He died a few days later.
In the time since then, Hemp has become an ombudsman, or a patients’ advocate in nursing homes, and has seen similar stories. “It seems like what they’re doing is putting them in a locked facility, like a kennel, and drugging them because they don’t have the staff or the knowledge to take care of these people,” Hemp said. “They don’t have the training, is what I found.”
The proposals are in response to stories like Hemp’s and continuing pressure from people who say a loved one in a nursing home had suffered serious side effects or had died after being administered these drugs. Hemp said she worked with staff members working for former state Sen. Steve Baddour, D-Methuen, one of whom now works for O’Connor Ives.

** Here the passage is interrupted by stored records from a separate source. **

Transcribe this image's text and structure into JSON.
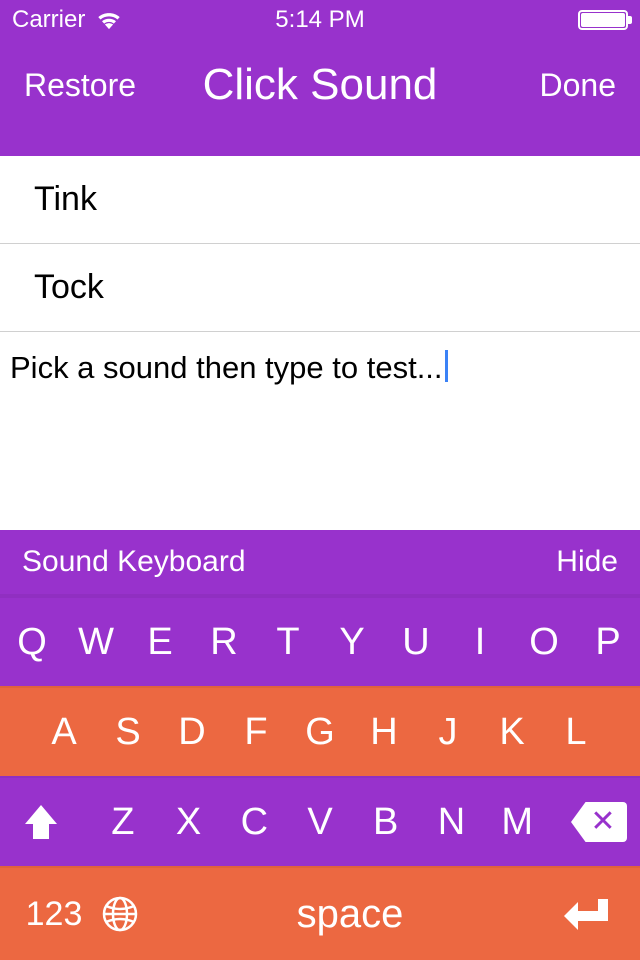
{
  "status": {
    "carrier": "Carrier",
    "time": "5:14 PM"
  },
  "navbar": {
    "left": "Restore",
    "title": "Click Sound",
    "right": "Done"
  },
  "sounds": [
    {
      "label": "Tink"
    },
    {
      "label": "Tock"
    }
  ],
  "test_placeholder": "Pick a sound then type to test...",
  "keyboard": {
    "accessory": {
      "left": "Sound Keyboard",
      "right": "Hide"
    },
    "row1": [
      "Q",
      "W",
      "E",
      "R",
      "T",
      "Y",
      "U",
      "I",
      "O",
      "P"
    ],
    "row2": [
      "A",
      "S",
      "D",
      "F",
      "G",
      "H",
      "J",
      "K",
      "L"
    ],
    "row3": [
      "Z",
      "X",
      "C",
      "V",
      "B",
      "N",
      "M"
    ],
    "numbers_label": "123",
    "space_label": "space"
  },
  "colors": {
    "purple": "#9832cc",
    "orange": "#ec6841"
  }
}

A joint legislative committee held hearings on the issue last month.
A federal investigation found that use of antipsychotics for dementia and Alzheimer’s is not uncommon.
A 2011 report by the inspector general of the federal Department of Housing and Urban Development warned that “too many of these (nursing home) institutions fail to comply with federal regulations designed to prevent overmedication, giving nursing home patients antipsychotic drugs in ways that violate federal standards for unnecessary drug use.”
The report, which looked into requests for payment to Medicare from nursing homes across the country, also said that the drugs were prescribed for uses not approved by the Food and Drug Administration. “Potentially most alarming, 88 percent of the times these drugs were prescribed for elderly patients with dementia, a population the FDA has warned faces an increased risk of death from this class of drugs,” Daniel R. Levinson, HUD inspector general, wrote.
Indeed, the FDA issued two public health advisories in the last eight years warning that elderly patients with dementia have a higher risk of death when taking several different brands and types of antipsychotic drugs.